== WORK REQUEST ==
Your answer consists of the lines in the data that contain "Generator". Copy each of them.

== EXERCISE INPUTS ==
----
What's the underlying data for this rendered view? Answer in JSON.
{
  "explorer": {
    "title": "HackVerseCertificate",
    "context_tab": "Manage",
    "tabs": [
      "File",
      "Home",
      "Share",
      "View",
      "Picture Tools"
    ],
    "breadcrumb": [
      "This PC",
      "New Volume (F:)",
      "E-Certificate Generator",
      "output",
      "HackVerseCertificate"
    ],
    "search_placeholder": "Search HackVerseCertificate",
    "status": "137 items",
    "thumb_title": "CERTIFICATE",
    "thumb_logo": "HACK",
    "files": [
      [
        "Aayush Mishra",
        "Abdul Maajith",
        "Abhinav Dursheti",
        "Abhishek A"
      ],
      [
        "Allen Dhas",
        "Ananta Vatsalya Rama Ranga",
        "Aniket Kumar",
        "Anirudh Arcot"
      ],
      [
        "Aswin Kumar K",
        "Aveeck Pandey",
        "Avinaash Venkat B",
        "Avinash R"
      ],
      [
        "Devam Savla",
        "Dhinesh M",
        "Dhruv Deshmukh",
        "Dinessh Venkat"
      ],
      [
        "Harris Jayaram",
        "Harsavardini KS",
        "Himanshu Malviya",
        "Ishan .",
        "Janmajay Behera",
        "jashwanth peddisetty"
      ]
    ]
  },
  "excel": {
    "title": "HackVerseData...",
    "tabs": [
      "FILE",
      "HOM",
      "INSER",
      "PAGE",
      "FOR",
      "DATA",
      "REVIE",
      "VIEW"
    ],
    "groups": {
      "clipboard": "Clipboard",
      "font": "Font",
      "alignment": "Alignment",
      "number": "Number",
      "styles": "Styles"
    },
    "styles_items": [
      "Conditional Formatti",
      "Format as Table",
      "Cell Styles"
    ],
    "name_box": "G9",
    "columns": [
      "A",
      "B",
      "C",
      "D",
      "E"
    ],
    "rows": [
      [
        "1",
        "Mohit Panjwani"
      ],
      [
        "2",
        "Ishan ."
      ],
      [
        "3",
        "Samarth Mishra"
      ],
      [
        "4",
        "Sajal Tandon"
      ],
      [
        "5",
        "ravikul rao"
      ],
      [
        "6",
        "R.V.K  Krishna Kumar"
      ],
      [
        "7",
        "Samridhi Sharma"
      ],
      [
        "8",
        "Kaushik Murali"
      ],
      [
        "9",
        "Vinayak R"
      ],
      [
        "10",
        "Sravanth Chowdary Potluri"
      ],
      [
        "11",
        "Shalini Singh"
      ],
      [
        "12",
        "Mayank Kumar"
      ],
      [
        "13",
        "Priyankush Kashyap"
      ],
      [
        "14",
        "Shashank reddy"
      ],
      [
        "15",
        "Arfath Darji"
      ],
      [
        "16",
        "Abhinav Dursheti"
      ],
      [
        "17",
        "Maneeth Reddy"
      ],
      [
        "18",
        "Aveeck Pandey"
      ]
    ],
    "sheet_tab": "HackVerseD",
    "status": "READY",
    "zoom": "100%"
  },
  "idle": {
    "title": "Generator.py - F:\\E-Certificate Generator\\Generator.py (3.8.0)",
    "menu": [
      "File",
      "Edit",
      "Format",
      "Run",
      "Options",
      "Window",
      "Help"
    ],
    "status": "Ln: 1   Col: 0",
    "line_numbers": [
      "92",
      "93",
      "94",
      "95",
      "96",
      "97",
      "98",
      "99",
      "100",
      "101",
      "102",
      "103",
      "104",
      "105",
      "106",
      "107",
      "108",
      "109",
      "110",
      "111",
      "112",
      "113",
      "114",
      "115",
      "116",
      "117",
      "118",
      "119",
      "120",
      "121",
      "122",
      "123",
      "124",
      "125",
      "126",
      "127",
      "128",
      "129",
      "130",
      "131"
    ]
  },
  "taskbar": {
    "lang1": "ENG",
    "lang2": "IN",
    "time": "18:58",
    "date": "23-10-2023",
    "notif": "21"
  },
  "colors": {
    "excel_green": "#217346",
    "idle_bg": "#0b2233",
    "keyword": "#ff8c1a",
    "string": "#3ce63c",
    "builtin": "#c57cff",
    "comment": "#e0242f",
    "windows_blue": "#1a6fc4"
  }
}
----
== OUTPUT FOR THIS EXERCISE ==
      "E-Certificate Generator",
    "title": "Generator.py - F:\\E-Certificate Generator\\Generator.py (3.8.0)",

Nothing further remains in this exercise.